The trdelnik, or chimney cake due to its shape, is a traditional Slovak cake and confectionary, originally from Romania, namely the Hungarian-speaking region of Transylvania. It is also known in the culinary traditions of other European countries, such as Hungary, the Czech Republic and Austria. The first documentary of a ‘roasted spitz’ cake family dates back to medieval times (around 1450) and is in a manuscript from Heidelberg. The description reports a dough strip wrapped around a baking spit in a helical form and sprinkled with egg yolk before it is cooked.

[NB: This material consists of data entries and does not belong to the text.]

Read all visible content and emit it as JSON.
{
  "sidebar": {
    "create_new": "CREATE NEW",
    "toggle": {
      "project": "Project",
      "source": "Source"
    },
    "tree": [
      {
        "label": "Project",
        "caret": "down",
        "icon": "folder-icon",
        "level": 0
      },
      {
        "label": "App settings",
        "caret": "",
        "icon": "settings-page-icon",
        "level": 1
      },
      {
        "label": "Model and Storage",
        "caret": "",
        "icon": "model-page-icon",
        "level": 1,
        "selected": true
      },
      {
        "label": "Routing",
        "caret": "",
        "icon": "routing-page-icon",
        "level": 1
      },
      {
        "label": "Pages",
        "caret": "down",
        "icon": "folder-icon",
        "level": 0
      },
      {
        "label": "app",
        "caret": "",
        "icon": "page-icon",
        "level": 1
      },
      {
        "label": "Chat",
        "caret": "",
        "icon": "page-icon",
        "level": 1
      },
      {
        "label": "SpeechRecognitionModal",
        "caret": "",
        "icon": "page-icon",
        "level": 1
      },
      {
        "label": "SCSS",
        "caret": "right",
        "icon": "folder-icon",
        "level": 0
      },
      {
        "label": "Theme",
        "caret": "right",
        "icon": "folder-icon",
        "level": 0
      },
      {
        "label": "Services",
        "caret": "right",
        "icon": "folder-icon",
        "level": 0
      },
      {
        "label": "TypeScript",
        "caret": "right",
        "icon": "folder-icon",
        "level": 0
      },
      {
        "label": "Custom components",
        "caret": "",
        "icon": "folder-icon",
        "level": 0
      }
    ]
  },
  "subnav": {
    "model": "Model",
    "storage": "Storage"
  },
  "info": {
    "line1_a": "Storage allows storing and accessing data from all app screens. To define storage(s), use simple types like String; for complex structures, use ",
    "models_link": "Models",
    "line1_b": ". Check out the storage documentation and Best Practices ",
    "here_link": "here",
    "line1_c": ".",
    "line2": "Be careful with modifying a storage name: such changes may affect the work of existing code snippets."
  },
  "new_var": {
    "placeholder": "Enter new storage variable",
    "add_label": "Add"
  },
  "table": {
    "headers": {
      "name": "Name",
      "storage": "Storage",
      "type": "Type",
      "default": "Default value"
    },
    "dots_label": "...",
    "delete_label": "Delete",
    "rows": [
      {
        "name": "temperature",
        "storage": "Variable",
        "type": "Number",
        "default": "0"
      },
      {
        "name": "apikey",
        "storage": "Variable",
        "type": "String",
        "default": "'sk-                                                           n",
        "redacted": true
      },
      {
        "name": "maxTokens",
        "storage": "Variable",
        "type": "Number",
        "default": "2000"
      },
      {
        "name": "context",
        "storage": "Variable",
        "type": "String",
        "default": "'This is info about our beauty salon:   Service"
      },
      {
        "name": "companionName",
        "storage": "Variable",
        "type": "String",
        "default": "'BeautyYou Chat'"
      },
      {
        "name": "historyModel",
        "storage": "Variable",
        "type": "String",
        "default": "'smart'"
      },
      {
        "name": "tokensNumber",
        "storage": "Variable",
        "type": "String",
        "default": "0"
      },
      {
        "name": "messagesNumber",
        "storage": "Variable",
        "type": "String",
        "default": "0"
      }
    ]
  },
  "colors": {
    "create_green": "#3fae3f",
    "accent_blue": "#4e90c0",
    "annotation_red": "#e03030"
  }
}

The first known recipe of the chimney cake (or Kürtőskalács) comes from Transylvania, which was included in the bakery book by Mária Mikes of Zabola in 1784 (“kürtős kalats à à la Poráni”), but it does not mention any sweeteners in the preparation A recipe from the cookbook written by Kristóf Simai in Upper Hungary (today Slovakia) in 1795 was mentioned for the first time in “Sweating after baking.” The Tartlnik of Szakolca is based on a similar preparation, with the surface of the cake covered with chopped almond nuts) before baking, and sugar is added only after the baking.
Approximately 100 years have passed before the first reference to the next step of the evolution of the kürtőskalács, the appearance of a caramelized sugar garnish, in the cookbook of Aunt Rézi written by Terézia Dolecskó in 1876, published in Szeged, Hungary. The recipe suggests sugar in the dough with the spit. Because of the heat, the sugar is caramelized and enters the dough known as the Maillard reaction. The coating of melted sugar to make candy also helps in the stability of the cake.